▸ Records provided
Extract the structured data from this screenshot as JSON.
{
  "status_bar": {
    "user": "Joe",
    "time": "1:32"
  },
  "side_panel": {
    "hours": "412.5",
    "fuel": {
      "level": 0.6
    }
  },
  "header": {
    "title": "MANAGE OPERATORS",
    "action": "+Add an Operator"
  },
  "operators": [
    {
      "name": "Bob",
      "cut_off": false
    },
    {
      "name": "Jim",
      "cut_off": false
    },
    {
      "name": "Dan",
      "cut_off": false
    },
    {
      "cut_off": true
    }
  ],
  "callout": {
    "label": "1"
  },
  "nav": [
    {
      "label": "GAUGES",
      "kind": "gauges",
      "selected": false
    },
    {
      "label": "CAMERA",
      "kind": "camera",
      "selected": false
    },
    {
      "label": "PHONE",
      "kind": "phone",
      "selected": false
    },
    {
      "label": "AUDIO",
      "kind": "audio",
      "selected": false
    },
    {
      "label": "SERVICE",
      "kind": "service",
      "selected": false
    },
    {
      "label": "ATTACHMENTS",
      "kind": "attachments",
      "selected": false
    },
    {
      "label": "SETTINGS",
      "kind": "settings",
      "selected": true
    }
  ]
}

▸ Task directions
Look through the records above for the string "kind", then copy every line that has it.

▸ Reply to the exercise
      "kind": "gauges",
      "kind": "camera",
      "kind": "phone",
      "kind": "audio",
      "kind": "service",
      "kind": "attachments",
      "kind": "settings",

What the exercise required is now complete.